If you are in Buenos Aires, or anywhere else abroad, and wonder how you’ll manage cultural differences, remember you have plenty experiences dealing with cultural differences.
If culture is made out of values, beliefs, habits, and rules of conduct, your entire life has been about understanding and connecting to others who hold different values, beliefs, habits, and rules of conduct. Think about all the diversity that has been part of your life -all your life. Think about how you have managed to connect to your own sister or brother who holds such different values? What about relating to people who are at the other end of the political spectrum? Have you had close friends navigating different sexual orientations or gender identities? How about your work colleagues who seem to come from another planet? How has it been for you, to live in your city and relate to those with less, more, same money and social connections as you?
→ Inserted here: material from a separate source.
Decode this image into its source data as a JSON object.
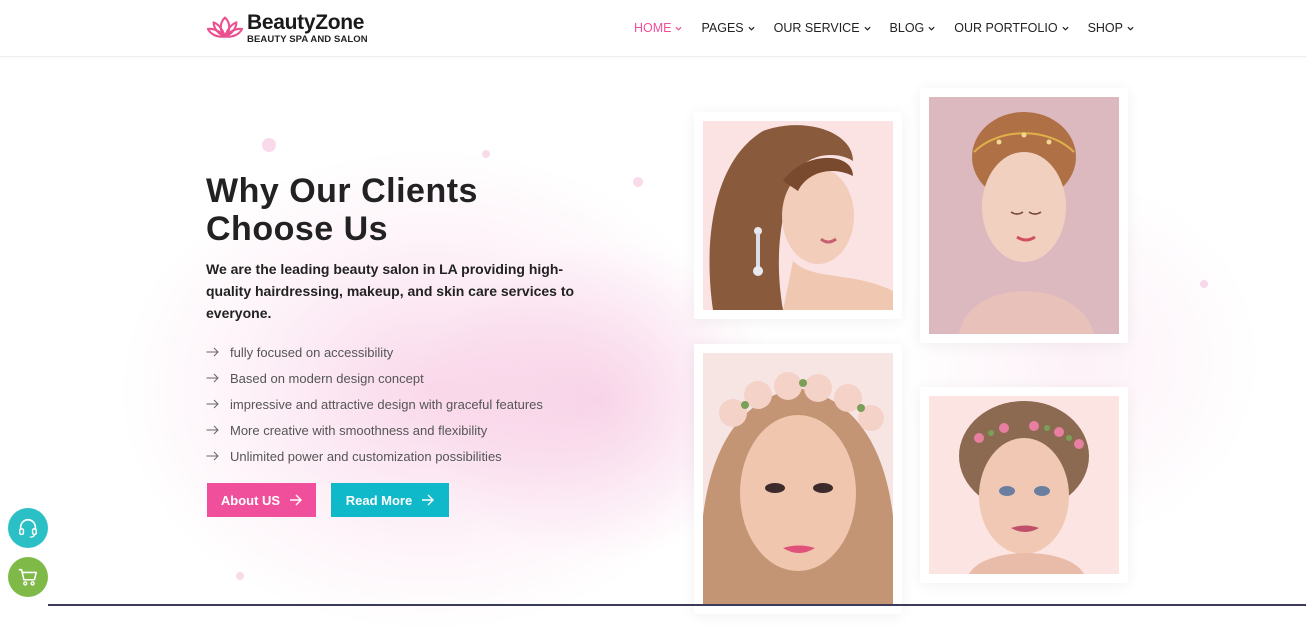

You have been navigating diversity all your life, whether you call it cultural, psychological, religious, sexual, or ideological. You have experience. Trust yourself.
“Trusting yourself”, in my opinion, is not about closing down and moving around oblivious of differences. Trusting yourself is actually using your experiences and positive attitudes to meet others in ways that resect diversity, both in you and in others. If you are open and accepting of differences, and commit to respecting yourself and others, your encounters, whether in Buenos Aires or back home, will be quite culturally successful.
Now that you are in Buenos Aires, what tools from your life experiences can you use to navigate being here and making the best out of participation in the local culture? In my experience, wanting to connect, welcoming uncertainty, trusting my good intentions, intentionally relaxing, and, yes, tolerating embarrassment, have all proved to be great support for navigating diversity, cross-cultural or not.
How about you? Take a moment to think about what helps you in contexts of uncertainty and differences. (By the way, and a side note, you are not the representative of the US, George Bush, Trump or decisions made two hundred years ago. But this is a topic for another post. Write to me if you want).
Being abroad can be a great opportunity to practice flexibility and playfulness. Give yourself credit. Think about your many successes navigating differences. Trust yourself.
The next time you enter a cross-cultural situation here, set the intention to be kind to yourself and others, connect, be yourself. The person in front of you will be enriched by your unique contributions, as you will also. In some contexts, of course, fitting in may be more important than appreciating diversity However, I hope you can be strong enough to be gentle in your expectations.
It is ok to not fit some times. In cross-cultural situations, like in any context of differences, we may not be able to act effectively and will need to be open to making mistakes. It is okay to be awkward and make mistakes. Be kind to yourself and others. If you keep an open mind, a kind attitude, and allow for mistakes in you and in the others, you experience will be less pressured by criticism (whether yours or anyone else’s).
By allowing yourself to be you and welcoming diversity, you will help create more enjoyable and enriching experiences.
Buenos Aires is enriched by having you here.